▶ **Activity**:
The answer is all of the data, repeated exactly.

▶ **Exercise data**:
-------

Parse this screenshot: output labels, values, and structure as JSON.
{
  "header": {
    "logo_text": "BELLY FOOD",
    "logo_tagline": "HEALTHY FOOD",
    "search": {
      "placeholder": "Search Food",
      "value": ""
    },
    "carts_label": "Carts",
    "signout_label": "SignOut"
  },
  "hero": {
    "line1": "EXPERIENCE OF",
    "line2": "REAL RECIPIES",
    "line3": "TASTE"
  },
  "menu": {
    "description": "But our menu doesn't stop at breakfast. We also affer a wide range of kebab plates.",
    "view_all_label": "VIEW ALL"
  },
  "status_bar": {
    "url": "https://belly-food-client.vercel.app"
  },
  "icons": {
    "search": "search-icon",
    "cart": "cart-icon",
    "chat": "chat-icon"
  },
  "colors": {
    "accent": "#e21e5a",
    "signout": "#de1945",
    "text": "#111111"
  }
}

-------

▶ **Exercise result**:
Parse this screenshot: output labels, values, and structure as JSON.
{
  "header": {
    "logo_text": "BELLY FOOD",
    "logo_tagline": "HEALTHY FOOD",
    "search": {
      "placeholder": "Search Food",
      "value": ""
    },
    "carts_label": "Carts",
    "signout_label": "SignOut"
  },
  "hero": {
    "line1": "EXPERIENCE OF",
    "line2": "REAL RECIPIES",
    "line3": "TASTE"
  },
  "menu": {
    "description": "But our menu doesn't stop at breakfast. We also affer a wide range of kebab plates.",
    "view_all_label": "VIEW ALL"
  },
  "status_bar": {
    "url": "https://belly-food-client.vercel.app"
  },
  "icons": {
    "search": "search-icon",
    "cart": "cart-icon",
    "chat": "chat-icon"
  },
  "colors": {
    "accent": "#e21e5a",
    "signout": "#de1945",
    "text": "#111111"
  }
}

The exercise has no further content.